Seronegative rheumatoid arthritis, devoid of the typical RA antibodies, represents a unique subset within the spectrum of rheumatological disorders. A multidisciplinary, individualized approach to care ensures optimal outcomes, emphasizing early diagnosis, and prompt intervention. Understanding its idiosyncrasies aids clinicians in delivering precise, efficacious care.


Is seronegative rheumatoid arthritis serious?

Yes, seronegative rheumatoid arthritis can be serious. Like other forms of rheumatoid arthritis, it's an autoimmune disorder that affects the joints. If left untreated, it can cause joint damage, pain, and swelling, and decreased mobility. The severity can vary among individuals, but early detection and management are key to preventing severe outcomes.

What are the 4 types of seronegative arthritis?

The term "seronegative arthritis" encompasses several types of inflammatory arthritis where blood tests don't show the presence of specific rheumatoid factors. The four primary types are:

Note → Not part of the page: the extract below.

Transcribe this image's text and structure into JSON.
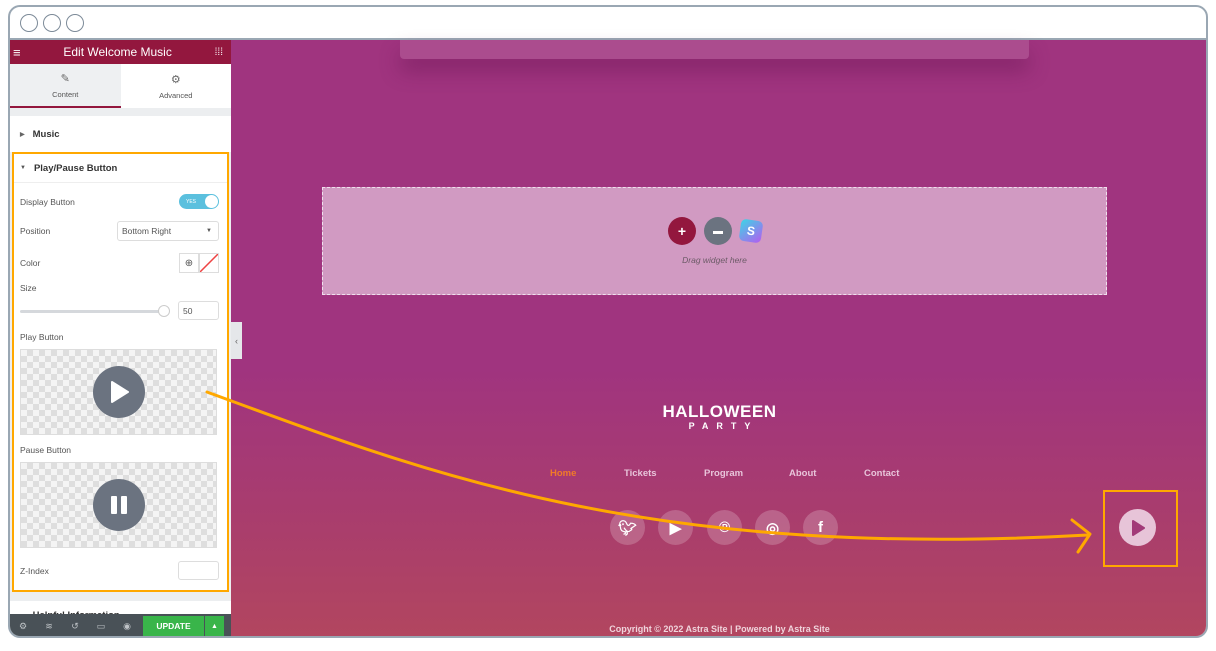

  • Ankylosing spondylitis (AS): Primarily affects the spine.
  • Psoriatic arthritis (PsA): Associated with the skin condition psoriasis.
  • Reactive arthritis: Follows an infection in another part of the body.
  • Enteropathic arthritis: Linked to inflammatory bowel diseases like Crohn's and ulcerative colitis.

What does seronegative RA look like?

Seronegative RA presents much like seropositive RA. Patients might experience joint pain, swelling, stiffness (especially in the morning), fatigue, and occasionally, fever. The primary difference is in the blood test results. While seropositive RA patients test positive for rheumatoid factors like RF and anti-CCP antibodies, seronegative patients do not.

Is seronegative RA curable?

As of now, seronegative rheumatoid arthritis is not curable. However, with early detection and appropriate treatment, its progression can be slowed and symptoms managed. Treatments aim to reduce inflammation, manage pain, and prevent joint damage.

How do you know if you have seronegative arthritis?

Diagnosing seronegative arthritis involves a combination of clinical evaluations and investigations. The process typically starts with a thorough physical examination, assessment of symptoms, and detailed medical history. Blood tests will be done to check for rheumatoid factors, and in the case of seronegative arthritis, these will be negative. Additional tests, like X-rays or MRIs, might be used to assess joint damage or inflammation.